AIM OF THE EXERCISE: Whenever a line in the material below includes "USDC", copy that line.

━━ INPUT RECORDS

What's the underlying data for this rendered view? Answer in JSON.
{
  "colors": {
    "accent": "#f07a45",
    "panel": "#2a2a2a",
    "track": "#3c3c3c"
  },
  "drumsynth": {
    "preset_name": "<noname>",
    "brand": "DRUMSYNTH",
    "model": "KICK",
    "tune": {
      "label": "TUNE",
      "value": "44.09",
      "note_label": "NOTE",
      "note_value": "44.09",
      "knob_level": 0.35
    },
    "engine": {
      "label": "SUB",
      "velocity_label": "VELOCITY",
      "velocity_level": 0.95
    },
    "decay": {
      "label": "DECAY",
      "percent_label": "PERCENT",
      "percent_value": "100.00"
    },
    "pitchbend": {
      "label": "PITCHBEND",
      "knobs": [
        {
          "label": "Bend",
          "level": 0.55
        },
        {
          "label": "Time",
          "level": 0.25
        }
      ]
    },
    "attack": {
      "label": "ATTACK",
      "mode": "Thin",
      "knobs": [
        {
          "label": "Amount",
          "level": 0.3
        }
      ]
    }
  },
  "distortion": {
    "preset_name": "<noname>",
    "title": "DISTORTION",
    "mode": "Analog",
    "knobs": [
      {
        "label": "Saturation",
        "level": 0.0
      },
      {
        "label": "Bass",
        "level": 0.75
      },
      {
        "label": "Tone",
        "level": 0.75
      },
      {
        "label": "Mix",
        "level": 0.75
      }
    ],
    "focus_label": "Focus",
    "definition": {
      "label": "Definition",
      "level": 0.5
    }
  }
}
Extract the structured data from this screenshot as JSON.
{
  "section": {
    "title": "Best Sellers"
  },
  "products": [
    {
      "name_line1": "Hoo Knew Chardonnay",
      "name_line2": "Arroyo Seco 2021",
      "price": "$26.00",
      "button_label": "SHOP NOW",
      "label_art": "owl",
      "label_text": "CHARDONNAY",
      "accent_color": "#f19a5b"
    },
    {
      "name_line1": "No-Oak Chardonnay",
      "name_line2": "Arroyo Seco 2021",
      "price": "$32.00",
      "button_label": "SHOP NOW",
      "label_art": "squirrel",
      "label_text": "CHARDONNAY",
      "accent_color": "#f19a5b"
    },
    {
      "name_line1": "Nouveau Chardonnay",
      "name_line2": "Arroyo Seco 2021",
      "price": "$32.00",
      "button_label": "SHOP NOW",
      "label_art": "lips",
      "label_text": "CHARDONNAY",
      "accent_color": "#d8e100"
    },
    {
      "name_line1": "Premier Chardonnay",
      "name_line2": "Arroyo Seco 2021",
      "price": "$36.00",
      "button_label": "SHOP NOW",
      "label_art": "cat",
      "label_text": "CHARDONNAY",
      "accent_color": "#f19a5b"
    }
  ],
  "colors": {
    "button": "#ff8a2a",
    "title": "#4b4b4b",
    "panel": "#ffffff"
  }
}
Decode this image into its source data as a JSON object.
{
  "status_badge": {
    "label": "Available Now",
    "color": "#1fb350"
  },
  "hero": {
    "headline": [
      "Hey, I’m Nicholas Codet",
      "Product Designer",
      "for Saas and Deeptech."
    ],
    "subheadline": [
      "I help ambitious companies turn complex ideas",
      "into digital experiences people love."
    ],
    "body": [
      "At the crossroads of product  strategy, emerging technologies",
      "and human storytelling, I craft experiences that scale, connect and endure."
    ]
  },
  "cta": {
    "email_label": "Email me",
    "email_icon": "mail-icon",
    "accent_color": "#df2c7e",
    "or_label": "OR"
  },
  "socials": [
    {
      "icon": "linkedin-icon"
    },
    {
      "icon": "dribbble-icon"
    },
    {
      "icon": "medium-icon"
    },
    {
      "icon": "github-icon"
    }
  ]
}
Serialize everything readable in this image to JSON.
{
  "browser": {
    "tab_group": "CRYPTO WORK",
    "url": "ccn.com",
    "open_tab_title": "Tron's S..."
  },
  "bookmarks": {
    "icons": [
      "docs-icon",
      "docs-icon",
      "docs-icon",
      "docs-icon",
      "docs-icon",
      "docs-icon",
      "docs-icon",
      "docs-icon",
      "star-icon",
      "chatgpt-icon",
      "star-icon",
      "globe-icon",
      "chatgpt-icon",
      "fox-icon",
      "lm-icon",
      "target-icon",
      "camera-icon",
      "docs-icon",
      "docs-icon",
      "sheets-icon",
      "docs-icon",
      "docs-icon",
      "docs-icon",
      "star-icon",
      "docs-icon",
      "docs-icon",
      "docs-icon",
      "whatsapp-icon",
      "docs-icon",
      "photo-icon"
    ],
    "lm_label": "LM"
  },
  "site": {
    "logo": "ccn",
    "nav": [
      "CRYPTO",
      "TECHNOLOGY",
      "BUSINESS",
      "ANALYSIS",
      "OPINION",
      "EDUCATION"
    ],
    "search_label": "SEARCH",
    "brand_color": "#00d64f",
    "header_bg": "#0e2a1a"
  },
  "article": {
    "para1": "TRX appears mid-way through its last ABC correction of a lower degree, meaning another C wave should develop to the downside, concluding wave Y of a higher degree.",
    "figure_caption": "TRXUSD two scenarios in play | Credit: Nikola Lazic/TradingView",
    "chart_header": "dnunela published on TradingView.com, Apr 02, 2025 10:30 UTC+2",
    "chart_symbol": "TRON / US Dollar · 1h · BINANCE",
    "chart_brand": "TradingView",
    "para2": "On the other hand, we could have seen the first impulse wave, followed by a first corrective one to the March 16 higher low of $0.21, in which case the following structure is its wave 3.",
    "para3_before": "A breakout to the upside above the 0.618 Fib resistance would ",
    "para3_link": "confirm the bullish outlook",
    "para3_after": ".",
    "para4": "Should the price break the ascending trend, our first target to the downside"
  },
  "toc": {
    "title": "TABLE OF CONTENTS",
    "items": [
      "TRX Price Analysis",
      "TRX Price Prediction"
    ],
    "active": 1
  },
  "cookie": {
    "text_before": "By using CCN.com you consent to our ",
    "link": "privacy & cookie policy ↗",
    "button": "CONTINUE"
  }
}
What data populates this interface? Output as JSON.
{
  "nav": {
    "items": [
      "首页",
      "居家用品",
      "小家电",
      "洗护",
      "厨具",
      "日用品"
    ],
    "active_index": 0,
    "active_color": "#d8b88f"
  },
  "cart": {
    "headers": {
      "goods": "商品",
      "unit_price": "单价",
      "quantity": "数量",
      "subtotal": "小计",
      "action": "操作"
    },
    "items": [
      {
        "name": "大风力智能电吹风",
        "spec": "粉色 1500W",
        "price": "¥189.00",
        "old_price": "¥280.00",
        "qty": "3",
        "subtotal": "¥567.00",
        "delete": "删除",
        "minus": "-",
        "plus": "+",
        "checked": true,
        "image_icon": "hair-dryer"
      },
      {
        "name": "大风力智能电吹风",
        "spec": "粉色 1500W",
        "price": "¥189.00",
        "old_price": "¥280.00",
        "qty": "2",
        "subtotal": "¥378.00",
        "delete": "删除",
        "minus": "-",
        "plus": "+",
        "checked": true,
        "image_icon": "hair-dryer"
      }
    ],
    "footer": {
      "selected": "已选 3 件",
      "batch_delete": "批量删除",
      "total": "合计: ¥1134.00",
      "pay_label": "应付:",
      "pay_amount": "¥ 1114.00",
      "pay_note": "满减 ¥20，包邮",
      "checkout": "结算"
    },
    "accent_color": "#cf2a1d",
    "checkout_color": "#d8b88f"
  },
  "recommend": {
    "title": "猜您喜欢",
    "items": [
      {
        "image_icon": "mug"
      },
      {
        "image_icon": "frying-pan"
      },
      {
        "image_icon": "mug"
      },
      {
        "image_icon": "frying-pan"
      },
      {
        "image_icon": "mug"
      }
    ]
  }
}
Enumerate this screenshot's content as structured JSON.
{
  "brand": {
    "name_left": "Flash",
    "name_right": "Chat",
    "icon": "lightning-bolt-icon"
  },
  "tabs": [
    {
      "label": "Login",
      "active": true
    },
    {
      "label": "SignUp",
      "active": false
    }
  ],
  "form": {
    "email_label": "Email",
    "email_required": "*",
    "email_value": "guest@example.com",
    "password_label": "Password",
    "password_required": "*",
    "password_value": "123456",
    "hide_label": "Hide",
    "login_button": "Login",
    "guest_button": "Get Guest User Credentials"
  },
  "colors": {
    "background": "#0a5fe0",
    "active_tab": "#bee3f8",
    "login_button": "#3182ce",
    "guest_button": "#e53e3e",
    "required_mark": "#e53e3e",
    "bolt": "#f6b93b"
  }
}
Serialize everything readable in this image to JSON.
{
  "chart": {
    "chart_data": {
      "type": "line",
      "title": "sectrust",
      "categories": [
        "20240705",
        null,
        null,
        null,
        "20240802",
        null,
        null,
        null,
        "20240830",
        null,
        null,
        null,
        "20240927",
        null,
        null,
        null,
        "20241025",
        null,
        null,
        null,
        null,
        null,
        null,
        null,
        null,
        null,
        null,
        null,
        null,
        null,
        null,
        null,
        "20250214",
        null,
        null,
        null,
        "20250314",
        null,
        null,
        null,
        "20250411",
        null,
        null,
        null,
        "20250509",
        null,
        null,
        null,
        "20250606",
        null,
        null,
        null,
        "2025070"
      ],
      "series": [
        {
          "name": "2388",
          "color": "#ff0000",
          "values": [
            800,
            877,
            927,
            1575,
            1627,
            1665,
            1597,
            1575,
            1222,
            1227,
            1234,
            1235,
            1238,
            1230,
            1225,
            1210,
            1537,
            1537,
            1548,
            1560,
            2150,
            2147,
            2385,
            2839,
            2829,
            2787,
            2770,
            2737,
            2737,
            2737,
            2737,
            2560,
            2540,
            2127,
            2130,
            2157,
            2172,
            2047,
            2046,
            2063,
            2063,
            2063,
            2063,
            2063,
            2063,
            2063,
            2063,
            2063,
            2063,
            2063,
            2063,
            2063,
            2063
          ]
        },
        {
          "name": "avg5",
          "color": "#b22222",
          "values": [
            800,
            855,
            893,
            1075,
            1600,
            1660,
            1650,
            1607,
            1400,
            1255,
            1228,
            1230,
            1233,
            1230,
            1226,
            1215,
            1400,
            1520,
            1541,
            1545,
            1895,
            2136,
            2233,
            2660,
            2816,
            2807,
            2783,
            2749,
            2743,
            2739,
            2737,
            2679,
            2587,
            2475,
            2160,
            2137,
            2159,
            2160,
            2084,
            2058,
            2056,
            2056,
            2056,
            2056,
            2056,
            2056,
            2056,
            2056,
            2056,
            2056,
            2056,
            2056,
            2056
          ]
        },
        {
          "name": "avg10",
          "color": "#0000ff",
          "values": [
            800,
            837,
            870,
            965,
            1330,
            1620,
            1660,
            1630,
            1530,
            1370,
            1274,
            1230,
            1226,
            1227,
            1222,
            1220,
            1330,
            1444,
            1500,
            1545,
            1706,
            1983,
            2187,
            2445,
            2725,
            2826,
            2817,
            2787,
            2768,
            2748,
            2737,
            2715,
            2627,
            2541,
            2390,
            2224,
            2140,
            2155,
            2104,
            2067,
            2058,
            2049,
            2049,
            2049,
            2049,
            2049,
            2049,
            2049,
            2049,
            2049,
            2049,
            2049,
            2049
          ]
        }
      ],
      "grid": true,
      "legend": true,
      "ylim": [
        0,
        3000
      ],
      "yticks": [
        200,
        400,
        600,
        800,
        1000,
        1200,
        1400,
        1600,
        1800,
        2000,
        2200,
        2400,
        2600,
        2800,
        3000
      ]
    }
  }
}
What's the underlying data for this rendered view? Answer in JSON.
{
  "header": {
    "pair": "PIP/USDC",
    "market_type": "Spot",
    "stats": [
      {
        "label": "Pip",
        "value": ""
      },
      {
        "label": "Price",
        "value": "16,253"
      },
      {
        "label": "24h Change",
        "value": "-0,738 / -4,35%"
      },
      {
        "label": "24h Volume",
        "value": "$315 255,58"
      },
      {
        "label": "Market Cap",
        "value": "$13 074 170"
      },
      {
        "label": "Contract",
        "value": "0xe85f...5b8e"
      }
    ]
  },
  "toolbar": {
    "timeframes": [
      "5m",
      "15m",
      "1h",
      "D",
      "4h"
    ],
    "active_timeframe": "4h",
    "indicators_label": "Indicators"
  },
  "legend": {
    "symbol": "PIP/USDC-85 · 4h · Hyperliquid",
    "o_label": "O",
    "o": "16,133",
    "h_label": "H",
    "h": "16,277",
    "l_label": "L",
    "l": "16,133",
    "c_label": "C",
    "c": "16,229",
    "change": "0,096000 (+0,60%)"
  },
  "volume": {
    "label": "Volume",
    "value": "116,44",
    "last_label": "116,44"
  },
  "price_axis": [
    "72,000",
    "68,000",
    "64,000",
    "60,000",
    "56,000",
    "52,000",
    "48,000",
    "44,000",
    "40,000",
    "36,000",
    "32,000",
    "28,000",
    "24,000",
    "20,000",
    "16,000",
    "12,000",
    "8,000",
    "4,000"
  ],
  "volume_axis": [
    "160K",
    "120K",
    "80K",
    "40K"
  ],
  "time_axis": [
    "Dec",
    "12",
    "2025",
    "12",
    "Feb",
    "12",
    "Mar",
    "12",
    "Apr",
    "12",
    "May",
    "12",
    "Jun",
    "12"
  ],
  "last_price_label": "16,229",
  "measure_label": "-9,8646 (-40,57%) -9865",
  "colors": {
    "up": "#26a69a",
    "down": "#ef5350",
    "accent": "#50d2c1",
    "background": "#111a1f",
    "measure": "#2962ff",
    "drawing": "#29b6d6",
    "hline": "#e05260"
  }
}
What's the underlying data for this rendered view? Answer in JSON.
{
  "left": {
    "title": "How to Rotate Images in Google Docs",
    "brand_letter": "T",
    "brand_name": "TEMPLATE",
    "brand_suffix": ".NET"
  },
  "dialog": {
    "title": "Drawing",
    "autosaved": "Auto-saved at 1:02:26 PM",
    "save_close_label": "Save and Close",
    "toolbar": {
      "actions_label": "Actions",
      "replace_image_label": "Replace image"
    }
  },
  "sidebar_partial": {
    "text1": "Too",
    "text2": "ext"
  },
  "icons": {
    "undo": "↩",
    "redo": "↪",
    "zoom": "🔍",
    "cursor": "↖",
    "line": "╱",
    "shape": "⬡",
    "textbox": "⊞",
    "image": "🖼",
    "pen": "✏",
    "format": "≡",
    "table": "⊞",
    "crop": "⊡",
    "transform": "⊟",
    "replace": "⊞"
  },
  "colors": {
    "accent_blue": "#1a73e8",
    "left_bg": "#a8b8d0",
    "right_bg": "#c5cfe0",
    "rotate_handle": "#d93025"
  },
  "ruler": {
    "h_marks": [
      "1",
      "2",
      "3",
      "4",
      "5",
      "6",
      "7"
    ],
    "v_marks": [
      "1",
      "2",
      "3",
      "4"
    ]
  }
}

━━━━

RESULT BELOW:
    "pair": "PIP/USDC",
    "symbol": "PIP/USDC-85 · 4h · Hyperliquid",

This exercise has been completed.